The Olympics is the biggest sports event on the planet which unites the global community, where thousands of athlete put their dedication and hard work for their chosen sport on display and the finest of them reach the glory.
It must be an amazing experience for Brazilians to host two of the biggest events FIFA World Cup and Olympics within a span of two years.
But as the glamour of Olympics fade away those at the bottom of society are unlikely to see much benefit from the games despite the big investment promises made to them by the government.
Rio De Janeiro, the city hosting Olympics has a population of 6.2 million with 20 percent, or 1.2 million, living in poverty in Favela (slum with urban areas). The govt. started several initiatives to improve the lives of Favelas after Rio won the Olympic bid but failed miserably and most of the money went into transforming places other than Favelas. The games have brought the threat of eviction and there have been reports of killings of civilians by police with impunity.
Criticism of games had started before its beginning as the Brazilians believed Olympic will bring more harm to the nation than good. The Olympic torch was welcomed with protest, people attempting to extinguish its flame but these protesters were met with rubber bullets, stun grenades and tear gas.

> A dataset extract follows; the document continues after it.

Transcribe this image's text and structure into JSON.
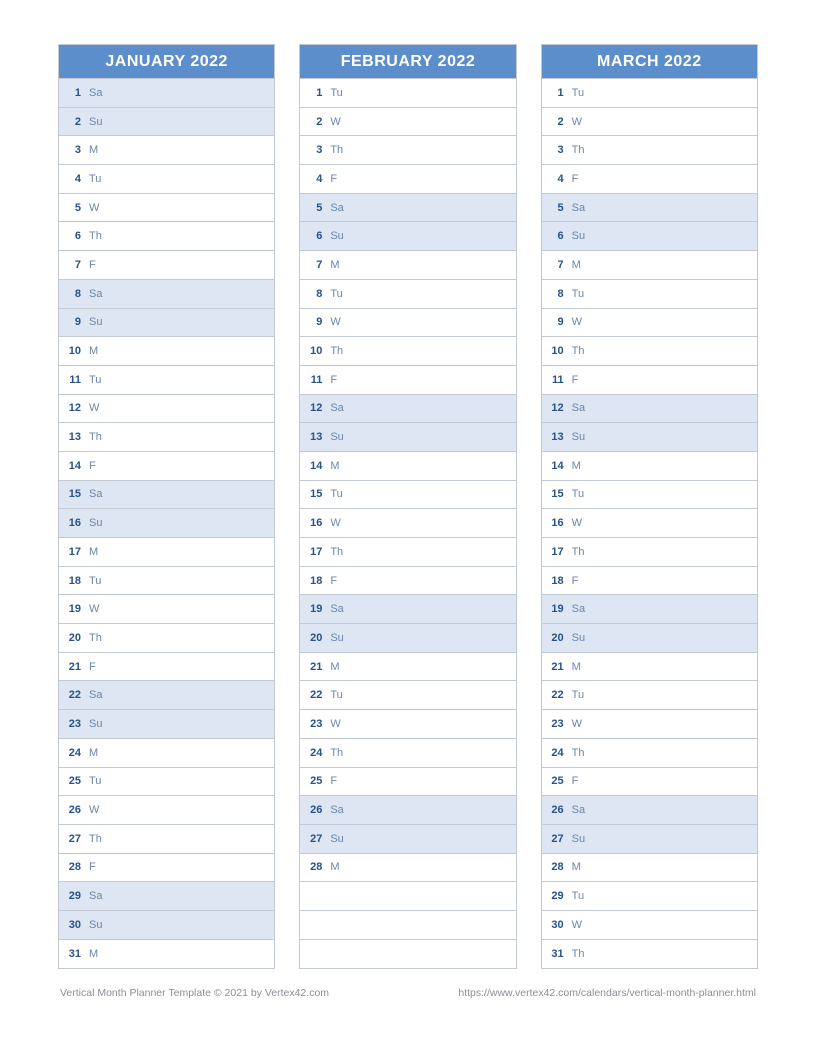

The fireworks in opening ceremony at Maracana Stadium was spectacular but it also shed the light on Rio’s social divide. The poor people living in Favela watched the opening ceremony from their rooftops. For the poor Olympics were a distant dream, the ticket for opening ceremony ranged from $63 to $1400 while a minimum wage worker in Brazil takes home $55 a week. It was more of like a party where only a select few were invited.
Despite the presence of 30,000 journalist from across the world, little attention has been given to issues affecting the Rio residents specially the poor’s. The govt. and the organizers tried their best to hide the plight of poor residents instead of using the Olympics to help them. It is strange on the part of International Media Outlet claiming Rio Olympics to be a grand success despite so many problems left even after the games.
The Olympics have indeed reshaped Rio, at a cost of $4.6-billion for sporting venues but it didn’t bring much to lower section of society. Hope, Rio should serve as a lesson to other cities wishing to host the games that providing basic necessities like education, health, security to its citizens should be the priority.